Your objective: Your answer must be a single number: the count of lines in the records below that include the string "fotos".
[Exercise materials Boundary: Start]
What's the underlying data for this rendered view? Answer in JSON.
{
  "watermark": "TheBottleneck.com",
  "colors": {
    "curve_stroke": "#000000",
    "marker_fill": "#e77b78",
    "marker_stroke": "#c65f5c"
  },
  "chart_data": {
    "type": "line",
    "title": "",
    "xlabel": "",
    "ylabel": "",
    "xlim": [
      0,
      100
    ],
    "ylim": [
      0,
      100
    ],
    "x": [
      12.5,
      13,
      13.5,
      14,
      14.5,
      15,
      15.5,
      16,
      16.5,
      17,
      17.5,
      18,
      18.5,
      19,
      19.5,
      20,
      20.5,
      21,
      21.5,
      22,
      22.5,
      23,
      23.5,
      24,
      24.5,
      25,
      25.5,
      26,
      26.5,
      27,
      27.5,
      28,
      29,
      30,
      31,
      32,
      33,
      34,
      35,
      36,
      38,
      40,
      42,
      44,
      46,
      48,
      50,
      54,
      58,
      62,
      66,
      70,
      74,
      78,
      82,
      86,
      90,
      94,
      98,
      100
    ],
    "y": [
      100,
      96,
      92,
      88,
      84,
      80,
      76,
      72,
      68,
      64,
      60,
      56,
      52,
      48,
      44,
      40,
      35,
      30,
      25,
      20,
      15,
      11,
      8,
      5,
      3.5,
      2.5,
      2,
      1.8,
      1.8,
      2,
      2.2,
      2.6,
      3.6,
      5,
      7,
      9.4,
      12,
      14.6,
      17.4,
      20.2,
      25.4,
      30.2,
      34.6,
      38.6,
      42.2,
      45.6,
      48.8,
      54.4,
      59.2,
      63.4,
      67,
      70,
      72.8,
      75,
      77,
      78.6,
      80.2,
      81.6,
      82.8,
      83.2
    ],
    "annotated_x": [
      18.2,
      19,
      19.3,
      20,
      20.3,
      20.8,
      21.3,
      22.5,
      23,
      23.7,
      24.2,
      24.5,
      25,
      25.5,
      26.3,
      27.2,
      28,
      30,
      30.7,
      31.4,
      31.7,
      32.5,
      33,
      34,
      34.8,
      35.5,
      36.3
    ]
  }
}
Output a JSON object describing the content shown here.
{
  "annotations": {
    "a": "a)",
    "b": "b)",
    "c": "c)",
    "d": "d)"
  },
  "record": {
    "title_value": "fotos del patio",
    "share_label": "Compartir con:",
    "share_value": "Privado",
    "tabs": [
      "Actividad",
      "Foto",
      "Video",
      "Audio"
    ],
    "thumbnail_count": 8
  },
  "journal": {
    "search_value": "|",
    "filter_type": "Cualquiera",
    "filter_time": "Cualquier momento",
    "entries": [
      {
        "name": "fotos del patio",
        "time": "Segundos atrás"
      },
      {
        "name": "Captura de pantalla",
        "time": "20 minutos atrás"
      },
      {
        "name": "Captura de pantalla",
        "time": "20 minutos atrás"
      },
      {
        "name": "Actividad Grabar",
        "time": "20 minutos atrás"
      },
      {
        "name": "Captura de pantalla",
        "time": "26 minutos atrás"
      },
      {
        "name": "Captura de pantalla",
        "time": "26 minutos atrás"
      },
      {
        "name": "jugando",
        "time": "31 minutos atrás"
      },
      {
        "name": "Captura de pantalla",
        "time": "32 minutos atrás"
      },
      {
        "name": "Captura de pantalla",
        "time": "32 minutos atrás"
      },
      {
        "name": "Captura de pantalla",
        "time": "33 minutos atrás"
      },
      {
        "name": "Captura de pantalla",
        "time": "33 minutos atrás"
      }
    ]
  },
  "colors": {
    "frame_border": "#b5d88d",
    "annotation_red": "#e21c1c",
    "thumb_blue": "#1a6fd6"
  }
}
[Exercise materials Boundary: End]
Response to this task: 2